**Exercise directions:**
With nothing left out, give the data back exactly.

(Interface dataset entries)
#####

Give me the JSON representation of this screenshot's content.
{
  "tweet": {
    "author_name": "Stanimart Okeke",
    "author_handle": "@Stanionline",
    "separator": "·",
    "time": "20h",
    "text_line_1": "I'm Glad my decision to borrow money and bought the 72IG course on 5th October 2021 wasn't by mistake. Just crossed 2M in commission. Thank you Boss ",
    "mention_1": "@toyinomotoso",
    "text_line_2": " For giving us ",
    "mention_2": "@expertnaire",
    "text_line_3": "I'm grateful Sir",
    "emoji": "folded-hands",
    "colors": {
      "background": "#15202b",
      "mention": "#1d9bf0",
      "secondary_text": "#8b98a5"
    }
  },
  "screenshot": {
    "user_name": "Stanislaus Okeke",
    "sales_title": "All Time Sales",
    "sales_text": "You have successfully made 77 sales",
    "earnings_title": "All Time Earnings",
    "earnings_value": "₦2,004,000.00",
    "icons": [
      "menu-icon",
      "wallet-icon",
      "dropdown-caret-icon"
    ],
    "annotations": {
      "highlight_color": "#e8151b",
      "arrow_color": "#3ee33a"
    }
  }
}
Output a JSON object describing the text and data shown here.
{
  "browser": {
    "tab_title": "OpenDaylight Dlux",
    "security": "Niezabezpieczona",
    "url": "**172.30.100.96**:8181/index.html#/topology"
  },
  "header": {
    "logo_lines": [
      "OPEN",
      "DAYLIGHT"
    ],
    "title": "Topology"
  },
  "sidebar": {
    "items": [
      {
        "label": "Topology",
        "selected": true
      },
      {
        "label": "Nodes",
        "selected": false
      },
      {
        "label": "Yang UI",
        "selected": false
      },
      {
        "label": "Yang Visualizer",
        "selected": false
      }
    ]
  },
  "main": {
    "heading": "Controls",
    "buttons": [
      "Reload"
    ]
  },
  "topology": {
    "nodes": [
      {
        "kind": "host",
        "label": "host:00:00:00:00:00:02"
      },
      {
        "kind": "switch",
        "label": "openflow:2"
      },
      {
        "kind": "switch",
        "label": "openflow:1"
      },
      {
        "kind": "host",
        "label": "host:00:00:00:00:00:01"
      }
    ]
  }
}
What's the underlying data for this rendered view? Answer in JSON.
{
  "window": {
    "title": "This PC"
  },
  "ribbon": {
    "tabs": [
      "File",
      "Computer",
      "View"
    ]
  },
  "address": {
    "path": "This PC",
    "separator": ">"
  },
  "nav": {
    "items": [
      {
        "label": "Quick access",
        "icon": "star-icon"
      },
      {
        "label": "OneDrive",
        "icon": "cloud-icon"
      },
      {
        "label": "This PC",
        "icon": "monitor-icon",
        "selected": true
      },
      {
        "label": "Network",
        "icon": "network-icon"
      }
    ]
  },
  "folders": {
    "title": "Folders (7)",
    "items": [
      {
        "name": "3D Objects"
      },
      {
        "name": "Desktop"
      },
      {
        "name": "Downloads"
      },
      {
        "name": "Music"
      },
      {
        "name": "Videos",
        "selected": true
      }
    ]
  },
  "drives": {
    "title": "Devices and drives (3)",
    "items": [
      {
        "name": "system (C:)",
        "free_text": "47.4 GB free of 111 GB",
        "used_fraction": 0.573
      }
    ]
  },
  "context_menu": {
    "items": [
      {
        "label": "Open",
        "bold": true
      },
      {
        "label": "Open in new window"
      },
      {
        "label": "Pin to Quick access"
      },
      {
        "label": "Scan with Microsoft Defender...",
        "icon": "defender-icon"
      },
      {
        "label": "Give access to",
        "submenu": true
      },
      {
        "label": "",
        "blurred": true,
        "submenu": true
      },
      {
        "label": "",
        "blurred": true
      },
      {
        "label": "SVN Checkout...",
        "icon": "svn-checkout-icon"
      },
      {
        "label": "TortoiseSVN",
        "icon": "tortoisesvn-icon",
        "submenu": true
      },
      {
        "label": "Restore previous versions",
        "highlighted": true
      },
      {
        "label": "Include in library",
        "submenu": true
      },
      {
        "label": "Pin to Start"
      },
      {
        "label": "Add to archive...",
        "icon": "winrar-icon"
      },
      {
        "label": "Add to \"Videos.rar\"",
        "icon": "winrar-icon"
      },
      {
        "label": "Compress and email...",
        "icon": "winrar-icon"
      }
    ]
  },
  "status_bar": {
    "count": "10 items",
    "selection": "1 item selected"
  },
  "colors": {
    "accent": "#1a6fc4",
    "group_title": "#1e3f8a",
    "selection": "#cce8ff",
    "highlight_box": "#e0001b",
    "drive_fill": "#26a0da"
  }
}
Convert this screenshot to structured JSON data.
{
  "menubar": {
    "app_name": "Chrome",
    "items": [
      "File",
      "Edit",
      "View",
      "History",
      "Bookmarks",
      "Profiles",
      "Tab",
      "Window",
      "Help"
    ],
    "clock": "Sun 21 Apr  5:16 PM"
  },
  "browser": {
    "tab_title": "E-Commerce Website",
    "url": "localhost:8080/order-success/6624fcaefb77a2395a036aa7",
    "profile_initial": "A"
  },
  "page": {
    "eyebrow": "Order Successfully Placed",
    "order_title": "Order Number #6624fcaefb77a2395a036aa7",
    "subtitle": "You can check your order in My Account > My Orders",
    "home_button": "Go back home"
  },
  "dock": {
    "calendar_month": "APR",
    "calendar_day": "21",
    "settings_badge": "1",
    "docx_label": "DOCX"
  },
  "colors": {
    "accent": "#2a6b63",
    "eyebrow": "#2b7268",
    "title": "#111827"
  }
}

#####

**Problem solution:**
Give me the JSON representation of this screenshot's content.
{
  "tweet": {
    "author_name": "Stanimart Okeke",
    "author_handle": "@Stanionline",
    "separator": "·",
    "time": "20h",
    "text_line_1": "I'm Glad my decision to borrow money and bought the 72IG course on 5th October 2021 wasn't by mistake. Just crossed 2M in commission. Thank you Boss ",
    "mention_1": "@toyinomotoso",
    "text_line_2": " For giving us ",
    "mention_2": "@expertnaire",
    "text_line_3": "I'm grateful Sir",
    "emoji": "folded-hands",
    "colors": {
      "background": "#15202b",
      "mention": "#1d9bf0",
      "secondary_text": "#8b98a5"
    }
  },
  "screenshot": {
    "user_name": "Stanislaus Okeke",
    "sales_title": "All Time Sales",
    "sales_text": "You have successfully made 77 sales",
    "earnings_title": "All Time Earnings",
    "earnings_value": "₦2,004,000.00",
    "icons": [
      "menu-icon",
      "wallet-icon",
      "dropdown-caret-icon"
    ],
    "annotations": {
      "highlight_color": "#e8151b",
      "arrow_color": "#3ee33a"
    }
  }
}
Output a JSON object describing the text and data shown here.
{
  "browser": {
    "tab_title": "OpenDaylight Dlux",
    "security": "Niezabezpieczona",
    "url": "**172.30.100.96**:8181/index.html#/topology"
  },
  "header": {
    "logo_lines": [
      "OPEN",
      "DAYLIGHT"
    ],
    "title": "Topology"
  },
  "sidebar": {
    "items": [
      {
        "label": "Topology",
        "selected": true
      },
      {
        "label": "Nodes",
        "selected": false
      },
      {
        "label": "Yang UI",
        "selected": false
      },
      {
        "label": "Yang Visualizer",
        "selected": false
      }
    ]
  },
  "main": {
    "heading": "Controls",
    "buttons": [
      "Reload"
    ]
  },
  "topology": {
    "nodes": [
      {
        "kind": "host",
        "label": "host:00:00:00:00:00:02"
      },
      {
        "kind": "switch",
        "label": "openflow:2"
      },
      {
        "kind": "switch",
        "label": "openflow:1"
      },
      {
        "kind": "host",
        "label": "host:00:00:00:00:00:01"
      }
    ]
  }
}
What's the underlying data for this rendered view? Answer in JSON.
{
  "window": {
    "title": "This PC"
  },
  "ribbon": {
    "tabs": [
      "File",
      "Computer",
      "View"
    ]
  },
  "address": {
    "path": "This PC",
    "separator": ">"
  },
  "nav": {
    "items": [
      {
        "label": "Quick access",
        "icon": "star-icon"
      },
      {
        "label": "OneDrive",
        "icon": "cloud-icon"
      },
      {
        "label": "This PC",
        "icon": "monitor-icon",
        "selected": true
      },
      {
        "label": "Network",
        "icon": "network-icon"
      }
    ]
  },
  "folders": {
    "title": "Folders (7)",
    "items": [
      {
        "name": "3D Objects"
      },
      {
        "name": "Desktop"
      },
      {
        "name": "Downloads"
      },
      {
        "name": "Music"
      },
      {
        "name": "Videos",
        "selected": true
      }
    ]
  },
  "drives": {
    "title": "Devices and drives (3)",
    "items": [
      {
        "name": "system (C:)",
        "free_text": "47.4 GB free of 111 GB",
        "used_fraction": 0.573
      }
    ]
  },
  "context_menu": {
    "items": [
      {
        "label": "Open",
        "bold": true
      },
      {
        "label": "Open in new window"
      },
      {
        "label": "Pin to Quick access"
      },
      {
        "label": "Scan with Microsoft Defender...",
        "icon": "defender-icon"
      },
      {
        "label": "Give access to",
        "submenu": true
      },
      {
        "label": "",
        "blurred": true,
        "submenu": true
      },
      {
        "label": "",
        "blurred": true
      },
      {
        "label": "SVN Checkout...",
        "icon": "svn-checkout-icon"
      },
      {
        "label": "TortoiseSVN",
        "icon": "tortoisesvn-icon",
        "submenu": true
      },
      {
        "label": "Restore previous versions",
        "highlighted": true
      },
      {
        "label": "Include in library",
        "submenu": true
      },
      {
        "label": "Pin to Start"
      },
      {
        "label": "Add to archive...",
        "icon": "winrar-icon"
      },
      {
        "label": "Add to \"Videos.rar\"",
        "icon": "winrar-icon"
      },
      {
        "label": "Compress and email...",
        "icon": "winrar-icon"
      }
    ]
  },
  "status_bar": {
    "count": "10 items",
    "selection": "1 item selected"
  },
  "colors": {
    "accent": "#1a6fc4",
    "group_title": "#1e3f8a",
    "selection": "#cce8ff",
    "highlight_box": "#e0001b",
    "drive_fill": "#26a0da"
  }
}
Convert this screenshot to structured JSON data.
{
  "menubar": {
    "app_name": "Chrome",
    "items": [
      "File",
      "Edit",
      "View",
      "History",
      "Bookmarks",
      "Profiles",
      "Tab",
      "Window",
      "Help"
    ],
    "clock": "Sun 21 Apr  5:16 PM"
  },
  "browser": {
    "tab_title": "E-Commerce Website",
    "url": "localhost:8080/order-success/6624fcaefb77a2395a036aa7",
    "profile_initial": "A"
  },
  "page": {
    "eyebrow": "Order Successfully Placed",
    "order_title": "Order Number #6624fcaefb77a2395a036aa7",
    "subtitle": "You can check your order in My Account > My Orders",
    "home_button": "Go back home"
  },
  "dock": {
    "calendar_month": "APR",
    "calendar_day": "21",
    "settings_badge": "1",
    "docx_label": "DOCX"
  },
  "colors": {
    "accent": "#2a6b63",
    "eyebrow": "#2b7268",
    "title": "#111827"
  }
}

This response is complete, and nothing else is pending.